Facts about FDA-ARGOS
In May 2014, the FDA and collaborators established a publicly available database for Reference Grade microbial Sequences called FDA-ARGOS. With funding support from FDA’s Office of Counterterrorism and Emerging Threats (OCET) and DoD, the FDA-ARGOS team are initially collecting and sequencing 2000 microbes that include biothreat microorganisms, common clinical pathogens and closely related species.
Currently, FDA-ARGOS microbial genomes are generated in 3 phases. Generally:
- Phase 1 entails collection of a previously identified microbe and nucleic acid extraction.
- Phase 2, the microbial nucleic acids are sequenced and de novo assembled using Illumina and Pac Biosequencing platforms at the Institute for Genome Sciences at the University of Maryland (UMD-IGS).
- Phase 3, the assembled genomes are vetted by an ID-NGS subject matter expert working group consisting of FDA personnel and collaborators and the data are deposited in NCBI databases.
The FDA-ARGOS genomes meet the quality metrics for reference-grade genomes for regulatory use. FDA-ARGOS reference genomes have been de novo assembled with high depth of base coverage and placed within a pre-established phylogenetic tree. Each microbial isolate in the database is covered at a minimum of 20X over 95 percent of the assembled core genome. Furthermore, sample specific metadata, raw reads, assemblies, annotation and details of the bioinformatics pipeline are available.
How FDA-ARGOS Will Assist Medical Device Developers:
Manufacturers who develop sequence-based test to identify infectious agents and/or to detect resistance or virulence markers can use FDA-ARGOS to advance their development programs and to support the regulatory science review of such test. For example, FDA-ARGOS can be used as a tool for in-silico (computer simulation) data analysis.
Contributing Genomes to FDA-ARGOS:
Further population and curation of the database will support the success of FDA-ARGOS and promote adoption by the NGS community. The FDA-ARGOS team openly invites additional collaborators from the scientific community to assist in filling the gaps in this public resource. The FDA-ARGOS and collaborators are specifically searching for unique, hard to source microbes such as biothreat organisms, emerging pathogens, and clinically significant bacterial, viral, fungal, and parasitic genomes. The goal is to collect sequence information for a minimum of 5 isolates per species.

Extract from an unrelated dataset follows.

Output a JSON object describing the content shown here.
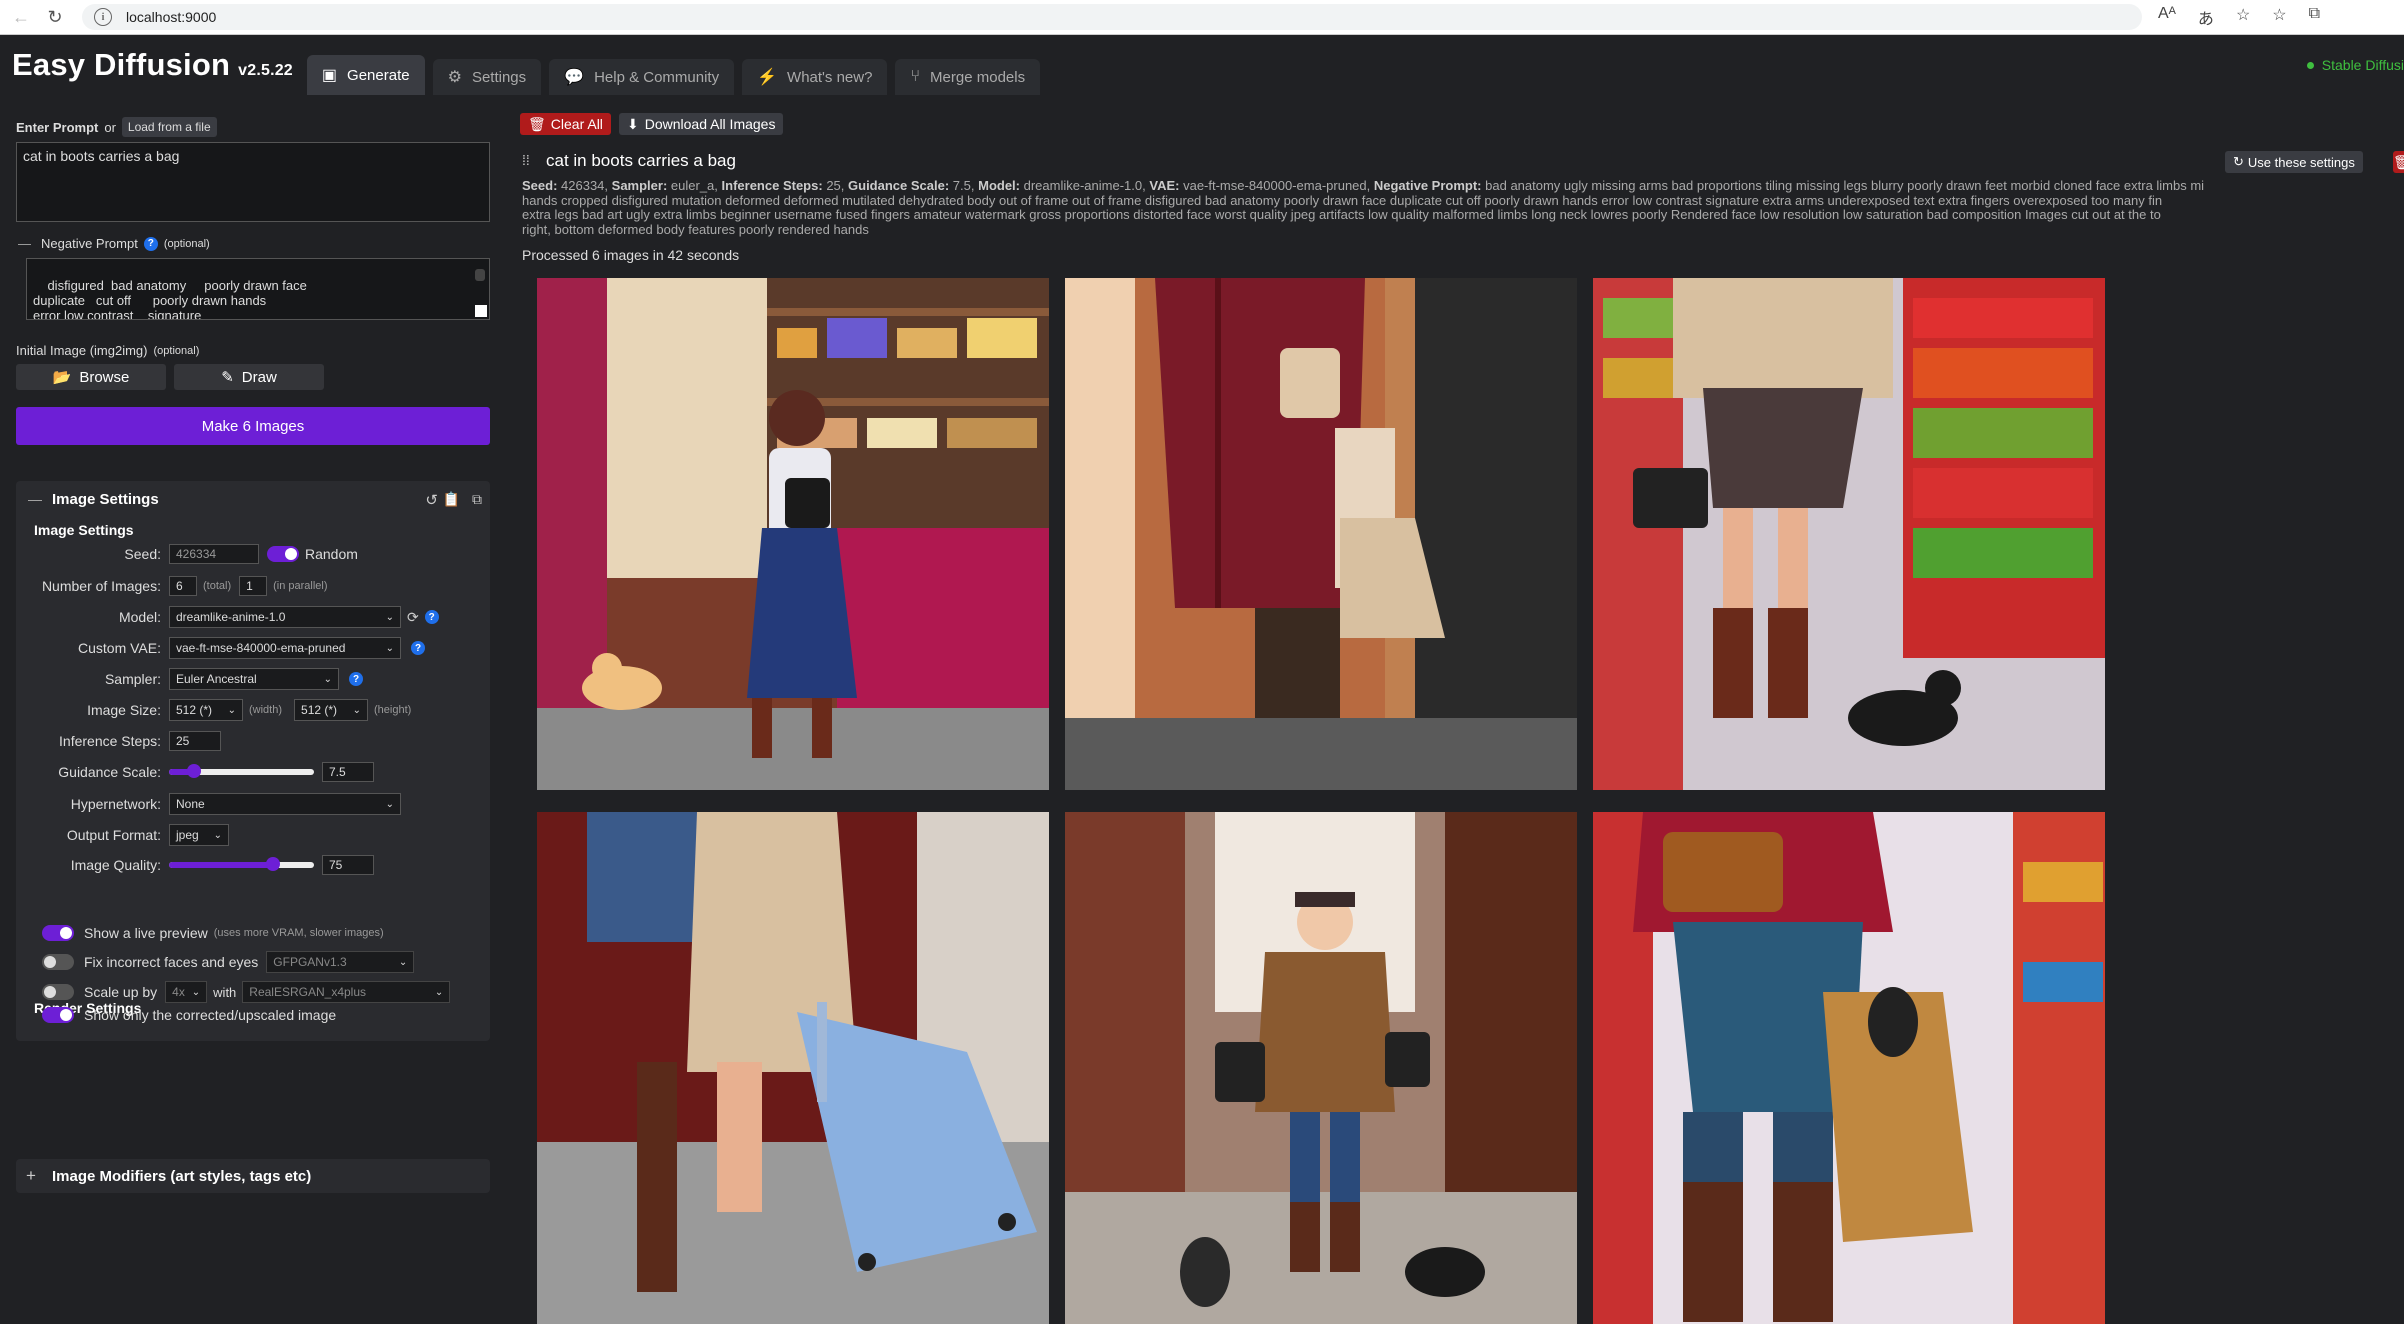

For more information about contributing samples for UMD-IGS sequencing as part of FDA-ARGOS efforts, or to qualify existing genomes by the FDA, please email FDA-ARGOS@fda.hhs.gov.